Each line that includes "path" must be copied from the records.

---- DATASET CONTENT

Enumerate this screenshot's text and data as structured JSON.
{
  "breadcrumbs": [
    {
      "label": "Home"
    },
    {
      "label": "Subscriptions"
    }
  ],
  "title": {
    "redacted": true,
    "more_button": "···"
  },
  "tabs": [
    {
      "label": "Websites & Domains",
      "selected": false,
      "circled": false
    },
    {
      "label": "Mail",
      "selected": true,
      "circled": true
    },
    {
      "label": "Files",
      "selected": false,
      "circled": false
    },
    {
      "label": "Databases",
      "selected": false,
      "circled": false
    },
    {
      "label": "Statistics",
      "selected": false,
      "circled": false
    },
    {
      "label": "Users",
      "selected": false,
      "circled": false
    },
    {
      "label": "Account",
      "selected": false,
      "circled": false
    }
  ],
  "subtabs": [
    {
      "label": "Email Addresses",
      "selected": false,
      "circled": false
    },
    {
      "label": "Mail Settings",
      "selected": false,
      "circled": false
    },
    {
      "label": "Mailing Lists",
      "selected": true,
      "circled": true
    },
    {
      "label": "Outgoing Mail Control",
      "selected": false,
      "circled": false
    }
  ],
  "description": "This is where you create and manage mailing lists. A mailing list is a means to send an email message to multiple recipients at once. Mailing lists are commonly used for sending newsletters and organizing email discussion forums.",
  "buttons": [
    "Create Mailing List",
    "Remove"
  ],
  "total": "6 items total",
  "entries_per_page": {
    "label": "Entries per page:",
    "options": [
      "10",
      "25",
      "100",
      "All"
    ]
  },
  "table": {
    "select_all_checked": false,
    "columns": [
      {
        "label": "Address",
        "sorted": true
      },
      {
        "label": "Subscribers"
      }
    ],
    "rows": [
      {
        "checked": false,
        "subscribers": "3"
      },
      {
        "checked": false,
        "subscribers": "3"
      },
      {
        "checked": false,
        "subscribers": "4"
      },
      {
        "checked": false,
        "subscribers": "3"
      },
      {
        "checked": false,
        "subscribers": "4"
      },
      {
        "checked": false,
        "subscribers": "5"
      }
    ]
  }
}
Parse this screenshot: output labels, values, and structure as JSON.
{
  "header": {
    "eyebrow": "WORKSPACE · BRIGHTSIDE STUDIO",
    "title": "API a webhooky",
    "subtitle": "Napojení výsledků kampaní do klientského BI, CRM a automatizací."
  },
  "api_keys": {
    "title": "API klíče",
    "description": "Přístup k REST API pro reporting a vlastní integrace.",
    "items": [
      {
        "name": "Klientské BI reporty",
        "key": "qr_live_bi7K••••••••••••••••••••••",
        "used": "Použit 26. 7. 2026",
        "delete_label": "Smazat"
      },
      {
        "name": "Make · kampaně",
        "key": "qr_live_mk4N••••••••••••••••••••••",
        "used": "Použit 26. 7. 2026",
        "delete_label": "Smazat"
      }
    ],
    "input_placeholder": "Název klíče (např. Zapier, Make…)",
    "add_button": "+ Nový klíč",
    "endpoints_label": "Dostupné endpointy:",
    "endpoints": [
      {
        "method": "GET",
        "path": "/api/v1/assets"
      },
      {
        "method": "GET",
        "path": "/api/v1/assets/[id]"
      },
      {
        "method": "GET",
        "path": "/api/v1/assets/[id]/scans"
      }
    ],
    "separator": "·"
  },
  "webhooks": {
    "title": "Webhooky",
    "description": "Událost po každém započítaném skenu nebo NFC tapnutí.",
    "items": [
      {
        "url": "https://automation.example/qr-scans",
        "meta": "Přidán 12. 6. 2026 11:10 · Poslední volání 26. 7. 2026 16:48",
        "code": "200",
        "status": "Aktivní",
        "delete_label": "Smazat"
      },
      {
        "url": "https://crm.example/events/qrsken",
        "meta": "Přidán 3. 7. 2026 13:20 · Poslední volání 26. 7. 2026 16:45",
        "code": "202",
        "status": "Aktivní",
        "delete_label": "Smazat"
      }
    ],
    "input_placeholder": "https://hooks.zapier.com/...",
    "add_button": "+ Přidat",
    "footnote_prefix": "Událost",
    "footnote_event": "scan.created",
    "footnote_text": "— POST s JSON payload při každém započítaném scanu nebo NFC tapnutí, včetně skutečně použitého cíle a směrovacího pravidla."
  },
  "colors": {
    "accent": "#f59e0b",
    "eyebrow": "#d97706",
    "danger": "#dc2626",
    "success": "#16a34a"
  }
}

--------

> [YOUR SOLUTION]
        "path": "/api/v1/assets"
        "path": "/api/v1/assets/[id]"
        "path": "/api/v1/assets/[id]/scans"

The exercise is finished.